The following are earlier designs with significant differences from the finals. It was my intention throughout this project to portray these people as accessible, regular individuals. Therefore I photographed models for many of the drawings and wanted some specificity in their features and expression. Patrons wanted images "like we are used to seeing of saints". Also, I was encouraged to portray the moment when the "sinner" became the "saint". Wow, that threw me. From a Lutheran perspective the "saint" and "sinner" is a lifelong struggle. "Simul iustus, et peccatur" (At the same time saint and sinner) is a central belief in my understanding of what it means to follow Jesus. This difference in intent was creatively paralyzing for me. What I wanted to do was fundamentally different from what they wanted done.
I greatly prefer the portraits in the Peter and Augustine designs below. However, I feel the Dismas iteration benefited from revision and I prefer the flow of the newer design shown above.
I also designed CNC carved doors and two more large glass illlustrations for the folks at St. Mary Magdalen. Learn more at http://jjjaspersen.com/prodigal-son-windows/ and http://jjjaspersen.com/?s=mary+magdalene
I got an email invitation to participate in a design competition from Mike's Hard Lemonade. This isn't my usual scene, but I thought it was an exciting prospect! So I went to work on a can design for the "Mike's Harder" line of drinks.

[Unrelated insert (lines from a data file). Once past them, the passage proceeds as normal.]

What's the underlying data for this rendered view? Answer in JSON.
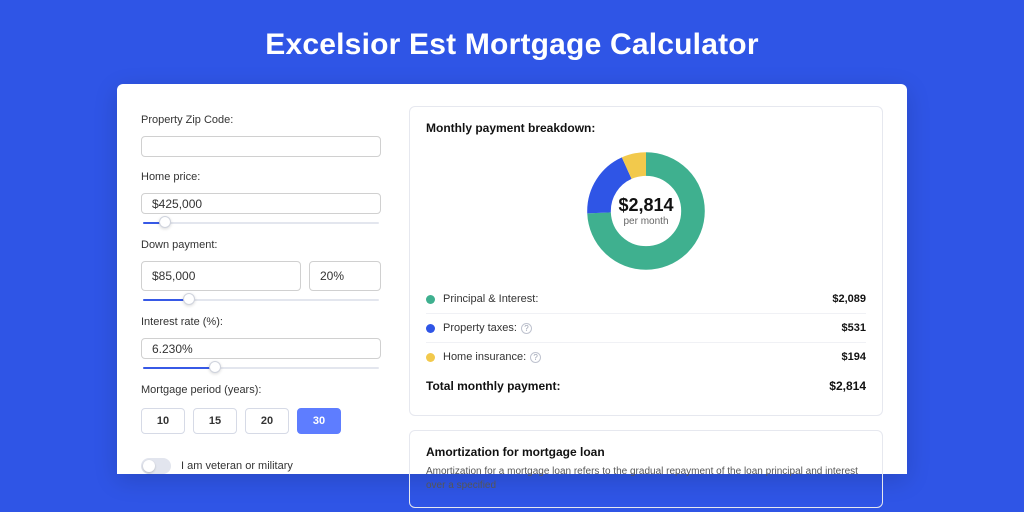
{
  "title": "Excelsior Est Mortgage Calculator",
  "form": {
    "zip_label": "Property Zip Code:",
    "zip_value": "",
    "home_price_label": "Home price:",
    "home_price_value": "$425,000",
    "home_price_slider_pct": 10,
    "down_payment_label": "Down payment:",
    "down_payment_amount": "$85,000",
    "down_payment_pct": "20%",
    "down_payment_slider_pct": 20,
    "interest_label": "Interest rate (%):",
    "interest_value": "6.230%",
    "interest_slider_pct": 31,
    "period_label": "Mortgage period (years):",
    "periods": [
      "10",
      "15",
      "20",
      "30"
    ],
    "period_selected": "30",
    "veteran_label": "I am veteran or military",
    "veteran_on": false
  },
  "breakdown": {
    "title": "Monthly payment breakdown:",
    "center_value": "$2,814",
    "center_sub": "per month",
    "items": [
      {
        "label": "Principal & Interest:",
        "value": "$2,089",
        "color": "#3fb08f",
        "has_help": false
      },
      {
        "label": "Property taxes:",
        "value": "$531",
        "color": "#2f55e6",
        "has_help": true
      },
      {
        "label": "Home insurance:",
        "value": "$194",
        "color": "#f2c94c",
        "has_help": true
      }
    ],
    "total_label": "Total monthly payment:",
    "total_value": "$2,814"
  },
  "chart_data": {
    "type": "pie",
    "title": "Monthly payment breakdown",
    "series": [
      {
        "name": "Principal & Interest",
        "value": 2089,
        "color": "#3fb08f"
      },
      {
        "name": "Property taxes",
        "value": 531,
        "color": "#2f55e6"
      },
      {
        "name": "Home insurance",
        "value": 194,
        "color": "#f2c94c"
      }
    ],
    "total": 2814
  },
  "amortization": {
    "title": "Amortization for mortgage loan",
    "text": "Amortization for a mortgage loan refers to the gradual repayment of the loan principal and interest over a specified"
  }
}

There are over 600 other entries for this competition and part of the selection process is a public vote! Please help out by voting for my design at this link: https://zooppa.com/en-us/ads/tigers-blood-design-the-next-can/prints/beauties-vs-beast Designs that start out with a lot of votes will likely gain momentum as voting continues! Voting is open June 31-August 31.
The assignment was to provide a totally original graphic for their new flavor, "Tiger's Blood". They market towards 21- to 29-year-old guys and emphasize a goofy, vintage, fun aesthetic. I brought my ink style with some digital twists and tried to tell an interesting story. It reads a bit like the adventurous cover of a comic book.
My design takes place under water. Lovely women dive for treasures of strawberry and watermelon (flavors in the drink), but a ferocious tiger guards the flavor treasure. Don't worry about the girls, they're the reason the drink is called "Tiger's Blood". The women are based on Japanese " ama" pearl divers.
I would appreciate your vote and please share this like crazy!
See the can design below as well as early some process images and an unused concept.
This design was developed as a gift to commemorate Tracy Fedke's contribution to Koine over the past decade. It combines continuous contour sketches of each member of Koine posed as the letters of the band name. Those letters appear directly above each band member. Verses from the hymn "When In Our Music God is Glorified" are incorporated into the band name. The result is a visualization of Koine's mission. Note also the inclusion of significant textures: stone, sky, wood, water.